Sunday, 11 October 2009
Nietzsche and Hegel and She-Ra in the Closet
I was wading through a wardrobe in what was The Boo’s bedroom and discovered her Crystal Castle lurking at the bottom. It was a Christmas present given nearly twenty years ago. Of course the uninitiated or too young may not know that The Crystal Castle was home to She-Ra, ‘Princess of Power’. She was never called just plain old She-Ra just as He-man never got away without the tag line of ‘The most Powerful Man in the Universe’ follow him. She-Ra was a revolutionary, the freedom fighter against the domination by all evil forces who would subjugate the ordinary people. She was Obama, our forces in Iraq and Afghanistan, our fight against all evils that threaten a democratic way of life rolled into one. Swap Hordak or Skeletor, the baddies in these two cartoons for Ben Laden, the Taliban or generally anything anti-American ( it was made in America) and there you have the right and the wrong of it all, the morality tale that all children want to identify with. She-Ra of course did good by stealth never revealing her true identity but once she lifted that old sword there she was in all her glory, tight figure hugging costume, knee high gold boots and a good legth of thigh showing as she goes out to battle against the evil hoard. As He-Man was the mild mannered Adam (think bumbling Clark Kent to Superman) so the fluffy headed Princess Adora became She-Ra. All this came back to me as I was moving The Crystal Castle, even back then the power of marketing was a thing to behold, I think the Boo had the lunch box too, plus all the action figures. Should I have been encouraging her to play with more politically correct toys but no one was marketing the Marie Curie doll complete with toy laboratory and I certainly wouldn’t have bought her a Thatcher Doll complete with handbag to make her feel girls could be leaders of men. It was all roughly around the ‘girl power’ era when the marketing men realised that girls might not just want baby dolls and Barbies but action figures or pop stars that looked like they might kick a few butts and were generally proactive rather than passive. I think the toy industry was a tad slow on picking up on the feminist revolution but then Mattel etc still wanted to cling to the Stepford Wife concept I expect. They did not have many women on their board of directors until recently and they still have one woman executive in charge of 'girls toys' as if girls and their parents need a special range for them alone.
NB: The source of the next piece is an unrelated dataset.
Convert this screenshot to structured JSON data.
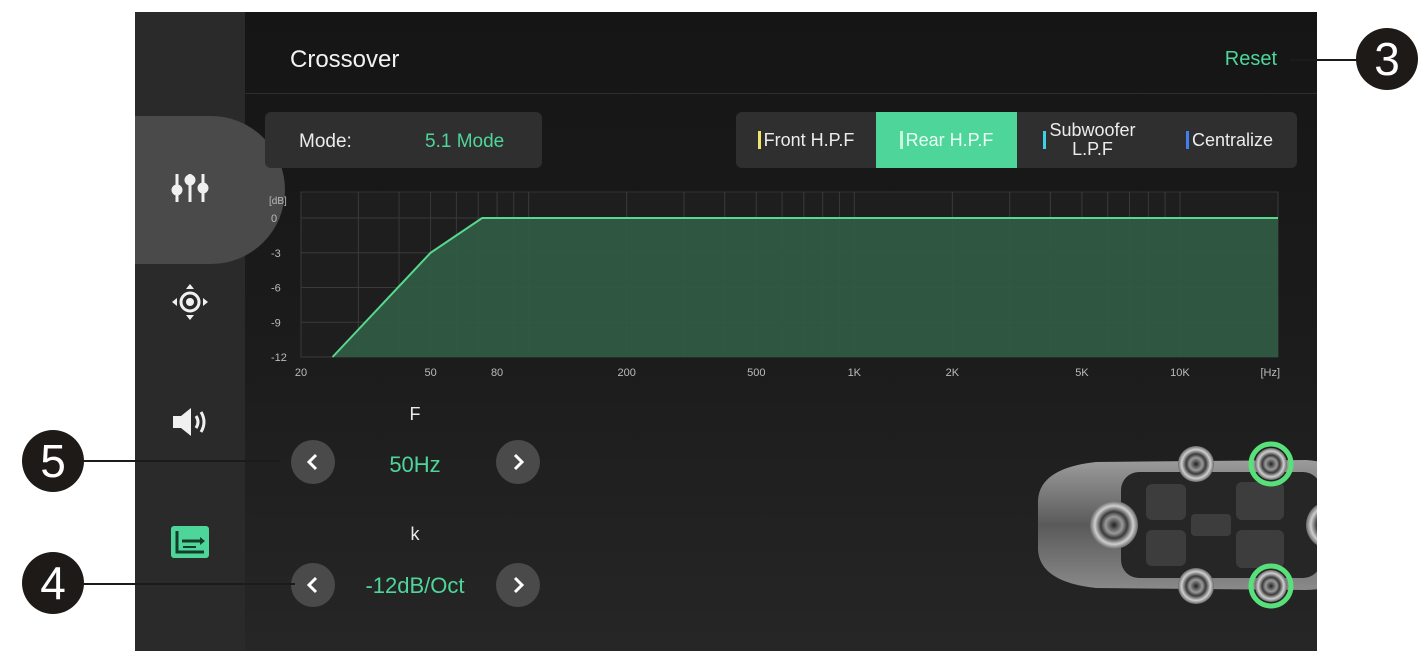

The finding of the Castle comes at a time when I am in the middle of reading Stephen Dobyn’s Book, 'The Wrestler’s Cruel Study' which I am enthralled with and the She-ra thing and this book collided in my brain. It is a surreal, even bizarre book which is set in a New York full of varying and arcane heretical Christian religious groups who meet to dispute at the top of the Chrysler Building about what is true and the nature of good and evil. The plot (if you can call it that) is driven by the classic hero’s dilemna. A wrestler called Michael Marmaduke who’s wrestling name is Marduk the Magnificent trying to find and rescue his kidnapped girlfriend Rose White. His world weary and philosophic manager, Primus Muldoon, whilst trying to help him and advise also spends time lingering on the nature of ‘the gimmick’ in wrestling and ‘the mask’ and how these relate to how people function in ‘real’ life. He has a love of Nietzsche and relates much of what happens in professional wrestling to our desire to cling to or to look for stereo types and pared down simplicities and our search for power of all kinds but Muldoon has a Hegelian nemesis. I won’t spoil it for you by saying too much but I never though Gnostic heresies, philosophy and wrestling could be brought together in a strange yet satisfying mix. It may not be everyone’s cup of tea but Dobyn’s is a well known poet as well as a novelist and his language and voice is right up my street.
Of course American wrestling seems a tad more violent than the world of Sport 19 70’s version I recall.
I was at The Essex poetry festival yesterday mainly to see an old friend,Joanna Ezekial, from an Arvon Course way back, read. It was wonderful to catch up and talk about where poetry and writing has lead us over the years. I never cease to be amazed by what people are prepared to sacrifice and give up in order to make writing an important part of their lives. Poets especially usually gain no financial reward at all from their writing but have to rely on all the workshops, residencies, teaching etc that brings in a crust. Yet people still give up well paid jobs and potential careers in order to do it. It gladdens my heart that people are still willing to do this and it makes me feel sad that there is so little money in the Arts pot now that such people are going to be fighting hard for what minute amount there is. Of course you can write magnificently even if you have a full time job as a sheep-dipper, cashier, lawyer or water board official but it is a struggle and I sometimes wonder how many great poets or poems may have been lost to the world because they could not juggle earning a living with writing. A brilliant poet will triumph over financial necessity and adversity you could say but then maybe not and society may or may not be the poorer for it. I note that Eliot has been judged the nations favourite poet, I wonder how he would have coped in maintaining his personal writing life in the current financial wasteland when he would have had to pour endless time into keeping a publishing house afloat plus all the networking and endless meetings with the Arts Councils maybe to get grants?